- Identify a location for your BRT shelter on your site near your intersection. Mark this location on a map and think about its proximity to other bus stops, rail stations, or other points of interest near this intersection.
- Based on what you learned in the Collect Information, make a list of all the features you'd like to have in your design. Edit this list into ‘necessities’ and ‘nice to have’ categories.
- Using a tape measure and some masking tape, mark out some different footprint options for the shelter. How many people do you need to accommodate? How much space should each person get? How does this compare with the size of a regular bus shelter? Explain your thinking in the description of your project.
- Draw several quick sketches to get your early ideas down on paper. Either take a photo or scan and then upload your sketches to your project account. These don’t need to be your final ideas.
- Consider what materials the shelter will be made from: what materials will be durable against the weather and the riders who wait there?
Now's the time to take what you've learned from the steps above to develop your solution for a BRT shelter.
Important! Since DiscoverDesign is about investigating the design process, the other people viewing your project - other students around the country, your teacher, and mentors - want to see how your ideas have changed over time. This means that while you're working on your digital model, you’ll want to be sure to keep re-saving it with a new file name every few days as you work through the steps.
Draw a sketch or use software such as Google SketchUp, AutoCAD, or Revit to illustrate your ideas. You can upload photos (JPG files) from your SketchUp model, video fly throughs (FLV files) of your SketchUp model, or drawings (DWF files) from AutoCAD.
Try to include
- One site plan
- One floor plan
- At least two elevation or perspective views
You may use any method you'd like to show your design (pencil, colored pencil, collage, physical models, or digital rendering software). Here are a few suggestions for drawings and models of your BRT shelter:
- Use cardboard or cardstock to build a rough physical study model or prototype of your shelter. You can't really understand the shape of the shelter until you make a quick study model. Don't worry about making a fancy finished model at this time. Instead, use cardstock, scissors, and tape to quickly create the large 3D form. See how it looks. Break off different sections, add new pieces, and try new ideas. Take photos of your model and upload them to this step.
- Sketch or use software such as Google SketchUp, AutoCAD, or Revit to get the ideas out of your head to share with others.
Continue to collect feedback from your peers, teachers and the online community to help you improve on your final design.

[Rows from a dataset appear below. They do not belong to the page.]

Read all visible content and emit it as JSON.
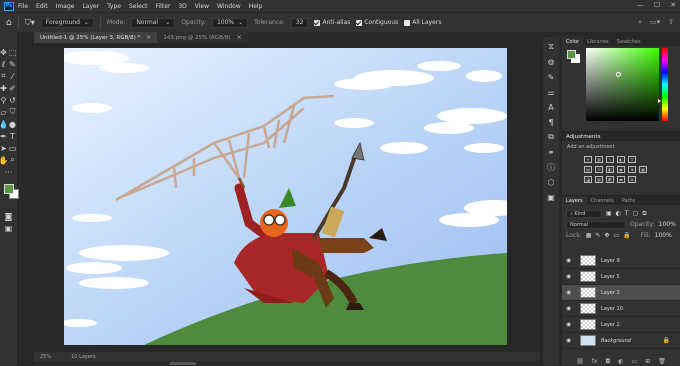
{
  "menu": [
    "File",
    "Edit",
    "Image",
    "Layer",
    "Type",
    "Select",
    "Filter",
    "3D",
    "View",
    "Window",
    "Help"
  ],
  "logo": "Ps",
  "options": {
    "fill_source": "Foreground",
    "mode_label": "Mode:",
    "mode_value": "Normal",
    "opacity_label": "Opacity:",
    "opacity_value": "100%",
    "tolerance_label": "Tolerance:",
    "tolerance_value": "32",
    "antialias_label": "Anti-alias",
    "contiguous_label": "Contiguous",
    "all_layers_label": "All Layers"
  },
  "tabs": [
    {
      "label": "Untitled-1 @ 25% (Layer 3, RGB/8) *",
      "active": true
    },
    {
      "label": "143.png @ 25% (RGB/8)",
      "active": false
    }
  ],
  "status": {
    "zoom": "25%",
    "info": "10 Layers"
  },
  "colors": {
    "foreground": "#5a9445",
    "background": "#ffffff",
    "accent": "#31a8ff"
  },
  "color_panel": {
    "tabs": [
      "Color",
      "Libraries",
      "Swatches"
    ]
  },
  "adjustments": {
    "title": "Adjustments",
    "subtitle": "Add an adjustment"
  },
  "layers_panel": {
    "tabs": [
      "Layers",
      "Channels",
      "Paths"
    ],
    "kind": "Kind",
    "blend": "Normal",
    "opacity_label": "Opacity:",
    "opacity_value": "100%",
    "lock_label": "Lock:",
    "fill_label": "Fill:",
    "fill_value": "100%",
    "layers": [
      {
        "name": "Layer 9",
        "selected": false,
        "type": "transparent"
      },
      {
        "name": "Layer 5",
        "selected": false,
        "type": "transparent"
      },
      {
        "name": "Layer 3",
        "selected": true,
        "type": "transparent"
      },
      {
        "name": "Layer 10",
        "selected": false,
        "type": "transparent"
      },
      {
        "name": "Layer 2",
        "selected": false,
        "type": "transparent"
      },
      {
        "name": "Background",
        "selected": false,
        "type": "background"
      }
    ]
  }
}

Be sure to review and add constructive comments on the work of your classmates and other students who are solving the same design problem. If your ideas change, be sure to explain your thinking and let others know about the new work you have posted to your account.
You might want to share floor plans, elevations, renderings of your digital model, photos of a physical model, or a video animation of your model.
- Review your design and test it against your original sucess statement that you wrote for the Overview. Does it meet this criteria?
- Make a list of your ideas, sketches, and study models. For your final design you will want to write and post a short but effective paragraph of your process and the unique solutions you found developed. Tell us about your ideas.
- Your teacher and architectural mentors will be looking for these things:
- originality in your design
- your ability to creatively solve the design challenge
- the quality of images, sketches, drawings, and models you have uploaded in each of the five design process steps (Overview, Collect Info, Brainstorm Ideas, Develop Solutions, and Final Design).
- As your ideas change, be sure to explain your thinking and let others know about the new work you have posted to your account. Go back to the virtual drawing board and revise your project based on the feedback of others.
- how well you have written about and explained your thinking in each of the design process steps